      Thank you, and good luck 🙂

  3. Thank you very much for your generosity. I’m new to grilling with charcoal, and I learned a lot from reading your article.

    Have a nice day.

    1. Avatar for Mark Jenner Mark Jenner says:

      Thanks, Michel. It’s easy to learn with a bit of dedication, but mostly by doing, making some mistakes and learning from them. Welcome to the world of grilling! 🙂

  4. Avatar for Terri Chambers Terri Chambers says:

    This was a great guide. We successfully grilled on the weber smokey Joe today and this guide made it go so smoothly! Thank you!

    1. Avatar for Mark Jenner Mark Jenner says:

      Thanks, Terri. It’s always nice to hear someone found it useful!

  5. Hi Mark,

    Your article was excellent, very interesting to read, and it taught me so much about my grill which I never knew.

    Thank you very much.

    Love to stay in touch, so I can learn more.

    1. Avatar for Mark Jenner Mark Jenner says:

      Thanks, Merven. I’m glad it’s helped!

  6. This article is a goldmine. Wish it was available as a PDF or some kind of print-friendly format. Would love to have a physical copy to use for reference, next to my grill =)

    1. Avatar for Mark Jenner Mark Jenner says:

      Hi, Tiger. Thank you, it’s always nice to hear people get something out of our content. To print it, I would think a simple copy and paste into a Word doc, or Google Docs will result in a nicely printable version of it?

  7. Avatar for Anna Mattina Anna Mattina says:

    Hello Mark, I’m hosting a BBQ next weekend and it’s the second time I’m using my Weber Charcoal Grill. I’m so happy I came across your link. You’ve covered everything there is to know about a charcoal grill. I appreciate the hard work you put into putting this A-Z How To on using a charcoal grill. I definitely learned quite a few things that the manuals don’t go into. Thank you once again. Happy Grilling!!! Anna

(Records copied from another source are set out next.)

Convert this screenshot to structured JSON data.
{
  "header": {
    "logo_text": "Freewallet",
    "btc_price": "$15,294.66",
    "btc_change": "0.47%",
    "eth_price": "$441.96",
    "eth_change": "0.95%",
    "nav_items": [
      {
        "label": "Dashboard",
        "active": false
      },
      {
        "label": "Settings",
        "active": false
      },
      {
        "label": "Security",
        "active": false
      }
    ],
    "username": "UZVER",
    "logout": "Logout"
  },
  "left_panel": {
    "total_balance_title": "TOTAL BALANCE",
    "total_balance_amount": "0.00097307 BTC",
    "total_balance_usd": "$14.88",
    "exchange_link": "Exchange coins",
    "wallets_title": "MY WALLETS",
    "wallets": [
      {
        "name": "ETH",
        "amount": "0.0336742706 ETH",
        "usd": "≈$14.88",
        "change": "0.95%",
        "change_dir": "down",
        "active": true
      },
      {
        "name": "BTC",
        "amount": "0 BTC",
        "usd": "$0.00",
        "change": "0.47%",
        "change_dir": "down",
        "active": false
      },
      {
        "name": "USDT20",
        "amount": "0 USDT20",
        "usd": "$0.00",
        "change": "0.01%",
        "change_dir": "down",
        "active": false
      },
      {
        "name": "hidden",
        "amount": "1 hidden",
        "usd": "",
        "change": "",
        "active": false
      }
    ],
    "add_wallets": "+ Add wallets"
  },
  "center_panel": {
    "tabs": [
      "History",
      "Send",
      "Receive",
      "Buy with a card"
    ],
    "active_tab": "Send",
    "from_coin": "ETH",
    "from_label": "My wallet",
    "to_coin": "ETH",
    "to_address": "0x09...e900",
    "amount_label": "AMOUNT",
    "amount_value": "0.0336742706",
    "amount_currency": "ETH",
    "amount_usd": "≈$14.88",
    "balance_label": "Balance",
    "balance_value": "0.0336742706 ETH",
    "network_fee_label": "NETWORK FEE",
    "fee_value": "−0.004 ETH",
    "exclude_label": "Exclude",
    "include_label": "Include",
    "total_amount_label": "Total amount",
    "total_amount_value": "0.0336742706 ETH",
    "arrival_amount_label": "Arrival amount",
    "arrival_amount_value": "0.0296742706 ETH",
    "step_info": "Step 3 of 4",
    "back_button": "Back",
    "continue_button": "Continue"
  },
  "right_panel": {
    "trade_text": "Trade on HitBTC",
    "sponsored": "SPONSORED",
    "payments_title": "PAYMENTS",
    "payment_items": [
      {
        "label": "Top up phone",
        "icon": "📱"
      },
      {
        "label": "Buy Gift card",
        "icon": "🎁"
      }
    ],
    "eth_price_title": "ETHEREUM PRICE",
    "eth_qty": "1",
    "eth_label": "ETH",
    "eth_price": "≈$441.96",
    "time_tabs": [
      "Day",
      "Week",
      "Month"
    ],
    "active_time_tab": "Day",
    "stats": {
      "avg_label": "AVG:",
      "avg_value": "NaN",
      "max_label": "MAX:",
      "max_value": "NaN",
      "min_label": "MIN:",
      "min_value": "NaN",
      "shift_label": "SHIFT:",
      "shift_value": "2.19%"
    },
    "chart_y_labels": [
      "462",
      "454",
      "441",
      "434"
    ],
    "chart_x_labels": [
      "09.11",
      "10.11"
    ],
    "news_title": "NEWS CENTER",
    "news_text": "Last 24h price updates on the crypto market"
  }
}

    1. Avatar for Mark Jenner Mark Jenner says:

      Thank you very much, Anna. It’s always nice to get positive feedback 🙂